The search began at around 8:30 am and ended at 10. Gonzalez, her 23-year-old daughter and four children were present – the latter terrified by the police presence. During the search, the police went through everything in the home, but didn’t find the alleged leaflets.
This is the third time in the last four years that Gonzalez has had her home raided. The first time was in October of 2020, this time for alleged illegal arms possession after former Sandinista city council member Benjamin Gutierrez was arrested. Three months later, on January 15, 2021, her home was searched again. This time Yolanda was held for four hours by the Masaya police, accused once again of harboring illegal arms.
The police presented no search warrant for this third home search and didn’t remove anything from the home, as had occurred in past searches, where money and belongings were taken. However, they threatened Gutierrez with more jail time and criminal charges if she attended the Mass that is supposedly being planned at the San Miguel Archangel Church.

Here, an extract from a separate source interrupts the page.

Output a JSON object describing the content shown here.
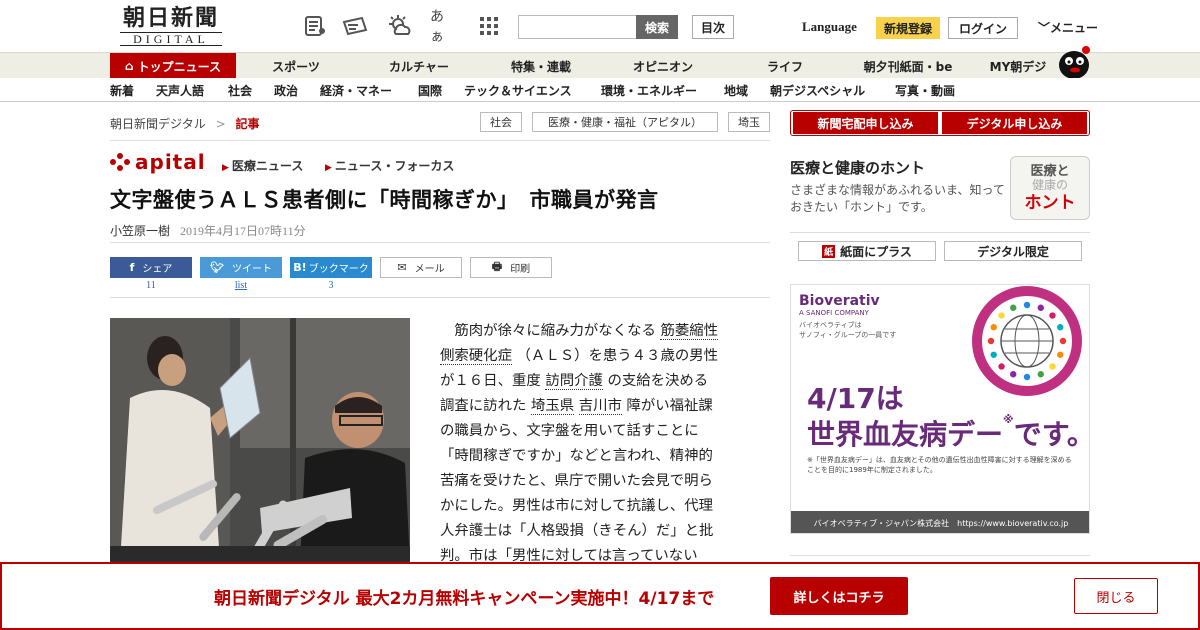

Searches in Tipitapa and the northwestern departments as well
Community leaders who asked not to be identified also told Confidencial of police sieges at the homes of three opposition members from Tipitapa, and the forced search of two homes in Somoto. The searches targeted the homes of members of opposition organizations Blue and White National Unity (UNAB) and the Civic Alliance for National Unity (ACUN).
Two other searches were carried out in the far northern cities of Jalapa and Wiwili in the department of Nueva Segovia, both of UNAB members.
Sources stated that in Jalapa, Nueva Segovia, one of the opposition members was even “visited by police at their workplace”, where they forced him to sign a document promising “not to put up flyers, not to paint graffiti, nor carry out terrorist actions against Nicaragua.”
Those in Somoto and Wiwili who had their homes searched were pressured to sign a similar document, which the police had brought with them.
The “Blue and White Monitor” group issued an alert, noting that on Tuesday they had received “denunciations on a national scale of an increase in repression tied to the approach of April 18 and 19”. They called on the population to “take measures for their safety and protection.”